Renewable energy, FTAs Bush's top ag-related issues in State of the Union address
In his final State of the Union address Monday evening, President George W. Bush called upon members of Congress to take steps to advance renewable energy, improve immigration measures and advance future free trade agreements, all key issues to U.S. agriculture.
In the typically applause-riddled speech, the President briefly spoke to the importance of renewable energy sources in the nation's future, both in terms of the fuel complex and the nation's security. Specifically, Bush has requested a 36-billion-gallon renewable fuels standard by 2022.
"Let us increase the use of renewable power...Let us continue to invest in advanced battery technology and renewable fuels to power the cars and trucks of the future," Bush said Monday night.
The President's plan, White House officials say, does back away from a more aggressive target set in last year's State of the Union address, but continues on a path that will lead to a "five-fold increase over previously required levels" for biofuels, according to a White House report.
Free trade agreements (FTAs) have paid high dividends to the U.S. economy in recent years, Bush said, and such agreements with nations like Columbia, Panama, Peru and South Korea should be pursued in years to come.
"Many products from these nations now enter this nation duty-free, yet our products face steep tariffs in their markets," he said. "These agreements will level the playing field. Trade brings better jobs and better choices. The federal government has the responsibility to help."
The global stage of the Doha Round of the World Trade Organization is also a target of trade negotiations in the coming year, the President added, saying U.S. negotiators "must complete a good agreement this year."
"A successful agreement will further open markets for American goods, crops and services and help millions struggling to escape poverty worldwide," according to a White House report.
While White House officials say the ongoing construction of a growing border fence is a key element in the administration's plan for immigration reform, Bush pushed for workplace enforcement of immigration and bipartisan cooperation in Congress to reach a "sensible and humane way to deal with peopl ehere illegally," he said.
"Although Congress has not passed legislation to address the immigration challenges our Nation faces, the Administration continues to build upon progress we have already made in strengthening border security, enforcing our worksite laws, keeping our economy well-supplied with vital workers, and helping new Americans assimilate into our society," according to a White House report. "We need a new way for foreign workers to come here lawfully, on a temporary basis, and support our economy."
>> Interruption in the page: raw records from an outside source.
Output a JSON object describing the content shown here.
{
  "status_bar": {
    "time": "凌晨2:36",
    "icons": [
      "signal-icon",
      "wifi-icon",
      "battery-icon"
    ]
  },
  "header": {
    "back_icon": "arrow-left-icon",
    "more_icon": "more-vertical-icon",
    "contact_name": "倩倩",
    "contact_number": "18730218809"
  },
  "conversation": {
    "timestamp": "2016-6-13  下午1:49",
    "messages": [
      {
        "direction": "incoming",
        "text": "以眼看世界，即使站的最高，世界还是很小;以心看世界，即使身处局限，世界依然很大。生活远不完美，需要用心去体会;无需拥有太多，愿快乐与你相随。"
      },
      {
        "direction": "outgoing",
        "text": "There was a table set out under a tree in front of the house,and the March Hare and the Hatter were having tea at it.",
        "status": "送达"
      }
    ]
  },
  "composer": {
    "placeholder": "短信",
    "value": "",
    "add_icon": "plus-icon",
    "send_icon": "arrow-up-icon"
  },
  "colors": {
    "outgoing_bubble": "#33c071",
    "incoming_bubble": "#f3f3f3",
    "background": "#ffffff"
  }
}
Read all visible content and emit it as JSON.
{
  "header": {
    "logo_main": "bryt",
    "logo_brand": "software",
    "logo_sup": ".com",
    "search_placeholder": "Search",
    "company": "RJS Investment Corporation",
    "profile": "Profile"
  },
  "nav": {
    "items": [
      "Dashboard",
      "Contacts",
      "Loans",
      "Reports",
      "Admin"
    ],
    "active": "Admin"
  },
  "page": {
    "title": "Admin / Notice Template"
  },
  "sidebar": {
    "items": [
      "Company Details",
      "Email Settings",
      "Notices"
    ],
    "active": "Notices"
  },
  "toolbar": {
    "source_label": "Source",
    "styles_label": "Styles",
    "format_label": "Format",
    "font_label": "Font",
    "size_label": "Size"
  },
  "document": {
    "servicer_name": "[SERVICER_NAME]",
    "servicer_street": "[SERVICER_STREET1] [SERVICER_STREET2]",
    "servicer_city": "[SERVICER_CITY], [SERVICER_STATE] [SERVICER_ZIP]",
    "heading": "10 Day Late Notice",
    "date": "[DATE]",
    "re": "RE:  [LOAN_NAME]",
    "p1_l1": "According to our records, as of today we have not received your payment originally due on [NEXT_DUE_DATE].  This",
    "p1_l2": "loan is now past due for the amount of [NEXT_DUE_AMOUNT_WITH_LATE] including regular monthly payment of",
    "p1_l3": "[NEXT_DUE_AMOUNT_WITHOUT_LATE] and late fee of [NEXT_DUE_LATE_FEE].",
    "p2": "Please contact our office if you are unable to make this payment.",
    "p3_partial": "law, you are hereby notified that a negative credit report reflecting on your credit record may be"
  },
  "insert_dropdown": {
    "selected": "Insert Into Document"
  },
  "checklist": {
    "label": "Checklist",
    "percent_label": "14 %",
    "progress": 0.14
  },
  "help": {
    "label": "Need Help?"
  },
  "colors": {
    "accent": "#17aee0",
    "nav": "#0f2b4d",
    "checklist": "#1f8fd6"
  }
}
The immigration issue looks to be a challenge well into the future, the President added in his Monday address.
"Illegal immigration is complicated, but it must be resolved, and in a way that upholds our loaws and our highest ideals," Bush said.